“Actions or tactics” can include, for example, the making or opposing of motions or the filing and service of a complaint, cross-complaint, answer, or other responsive pleading.  When a tactic or action utterly lacks merit the courts are entitled to infer the party knew it lacked merit and pursued it for some ulterior motive.  Dolan v. Buena Engineers, Inc. (1994) 24 Cal.App.4th 1500, 1505.

If you have questions or would like more information, please contact Timothy Kenna at [email protected].

Employers Should Consider “Prevailing Party” Language In Arbitration Clauses

Posted on: March 13th, 2019

By: Ken Menendez

Employers seeking to discourage frivolous claims by employees may wish to consider utilizing a “prevailing party” clause as part of their agreement to arbitrate.

Many employers utilize arbitration as a means of avoiding the generally greater cost and uncertainty of litigation in employment cases. Agreements to arbitrate are even more prevalent in employment agreements with highly compensated or professional employees.

One of the advantages of arbitration is the ability of the parties to the agreement to establish the rules governing the arbitration and arbitration award. In addition to procedural and logistical guidelines, the parties to an arbitration agreement may also authorize the arbitrator or arbitrators to award the costs, including attorney’s fees, of the arbitration to the prevailing party in the arbitration.

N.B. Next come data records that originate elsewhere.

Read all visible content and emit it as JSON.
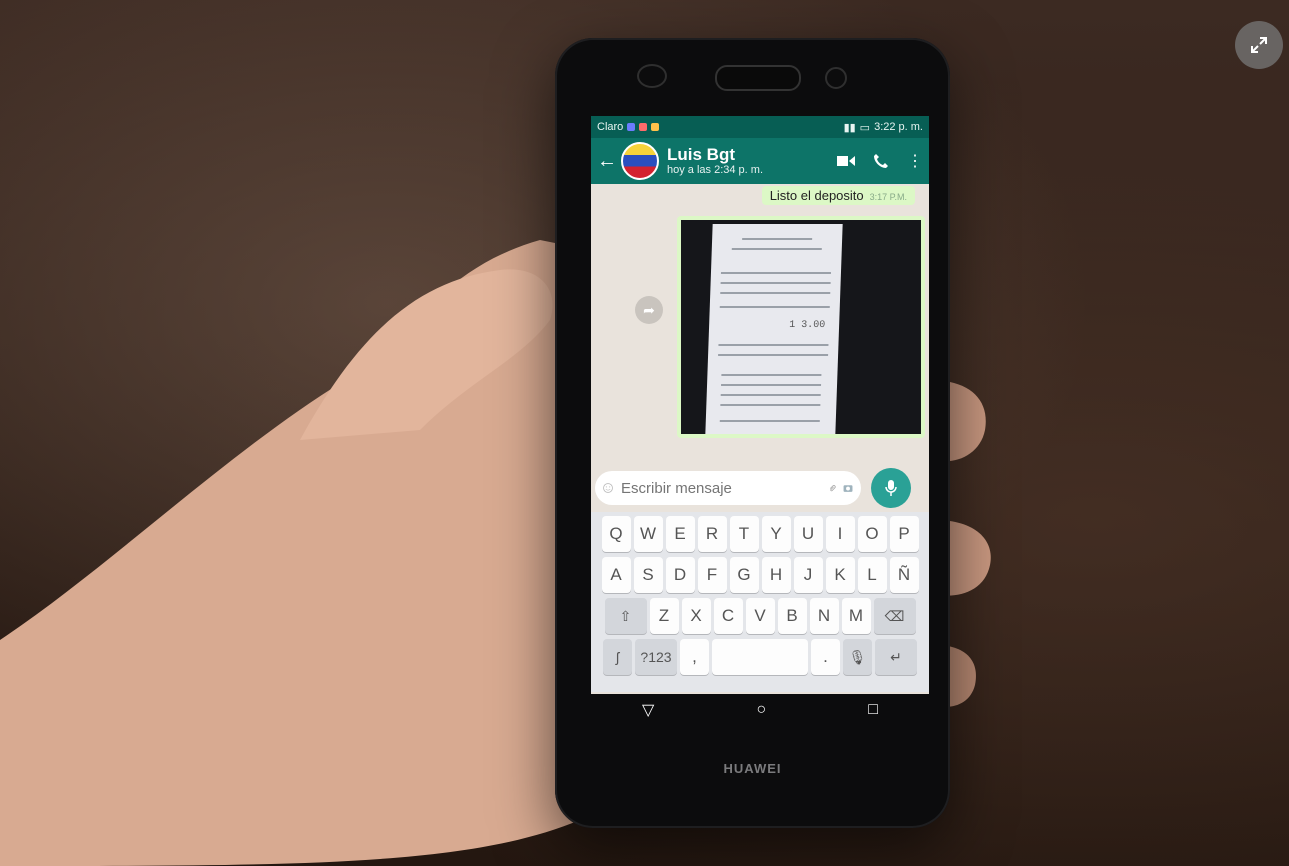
{
  "status_bar": {
    "carrier": "Claro",
    "time": "3:22 p. m."
  },
  "chat_header": {
    "contact_name": "Luis Bgt",
    "last_seen": "hoy a las 2:34 p. m."
  },
  "messages": [
    {
      "text": "Listo el deposito",
      "time": "3:17 P.M."
    }
  ],
  "receipt_amount": "1 3.00",
  "input": {
    "placeholder": "Escribir mensaje"
  },
  "keyboard": {
    "row1": [
      "Q",
      "W",
      "E",
      "R",
      "T",
      "Y",
      "U",
      "I",
      "O",
      "P"
    ],
    "row2": [
      "A",
      "S",
      "D",
      "F",
      "G",
      "H",
      "J",
      "K",
      "L",
      "Ñ"
    ],
    "row3": [
      "Z",
      "X",
      "C",
      "V",
      "B",
      "N",
      "M"
    ],
    "numbers_key": "?123",
    "comma": ",",
    "period": "."
  },
  "device_brand": "HUAWEI",
  "colors": {
    "whatsapp_header": "#0d7468",
    "status_bar": "#075e54",
    "mic_button": "#2aa196",
    "sent_bubble": "#dcf8c6"
  },
  "icons": [
    "expand-icon",
    "back-arrow-icon",
    "video-call-icon",
    "phone-icon",
    "more-icon",
    "forward-icon",
    "emoji-icon",
    "attach-icon",
    "camera-icon",
    "mic-icon",
    "shift-icon",
    "backspace-icon",
    "enter-icon",
    "nav-back-icon",
    "nav-home-icon",
    "nav-recents-icon"
  ]
}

Such a clause might read as follows:

The arbitrators shall award the costs and expenses of the arbitration, including attorney’s fees, to the prevailing party as determined by the arbitrators in their discretion.

A “prevailing party clause” such as the foregoing may reduce the number of baseless claims against an employer, as potential claimants will have to weigh the risk of paying the employer’s costs in the event that the arbitrators rule that the employer was the prevailing party.

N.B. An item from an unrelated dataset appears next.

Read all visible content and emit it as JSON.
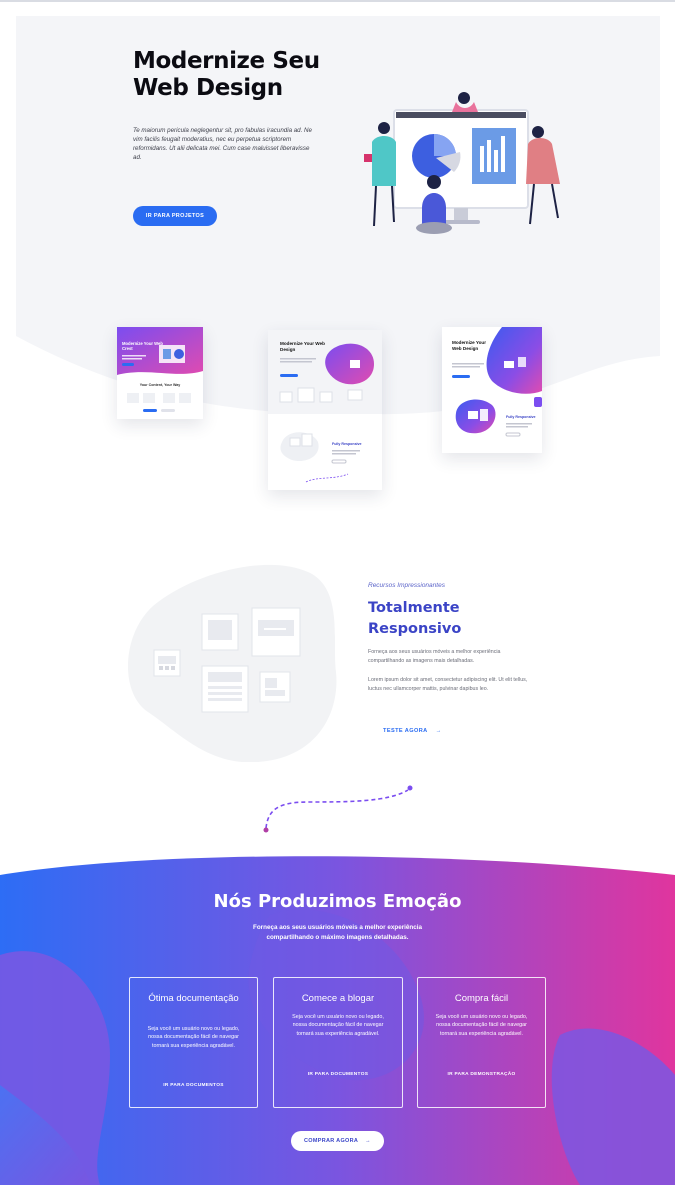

The foregoing arbitration clause requires the award of costs to the prevailing party. The drafters of the clause could, if they wished to do so, also make the award of costs discretionary simply by changing the word “shall” to “may.” It is also important to note that the foregoing clause requires the arbitrators to determine which party is the prevailing party. Because many employment cases contain both claims and counterclaims, placing the responsibility for identifying the prevailing party on the arbitrators eliminates subsequent disputes between the parties regarding which party was the prevailing party.

If you have any questions or would like more information, please contact Ken Menendez at [email protected].

Latest FINRA Rules to Regulate Expungement Actions

Posted on: February 19th, 2019

By: Margot Parker

FINRA recently announced its approval of enhanced training and guidance for arbitrators hearing expungement requests, an issue under increasing scrutiny as over 90% of such actions are currently granted. The proposal is now under review by the SEC and represents a step toward making it more difficult for brokers to have customer complaints expunged from their public records. The proposed rules also include a ban on compensated non-attorney representatives (NARs) from representing clients in FINRA arbitrations, as part of another step to strengthen the arbitration process.

While a ban on NARs has been widely supported, critics of the expungement process believe more should be done to take the burden away from customers to fight expungement actions. FINRA states that it shares these concerns. To reduce the high volume of expungements in the past, it codified a rule stating: “expungement is an extraordinary remedy that should be recommended only under appropriate circumstances.” With these recent steps, we may continue to see changes in the regulation of FINRA expungement actions in the near future.

If you have any questions or would like more information, please contact Margot Parker at (310) 937-2066 or [email protected].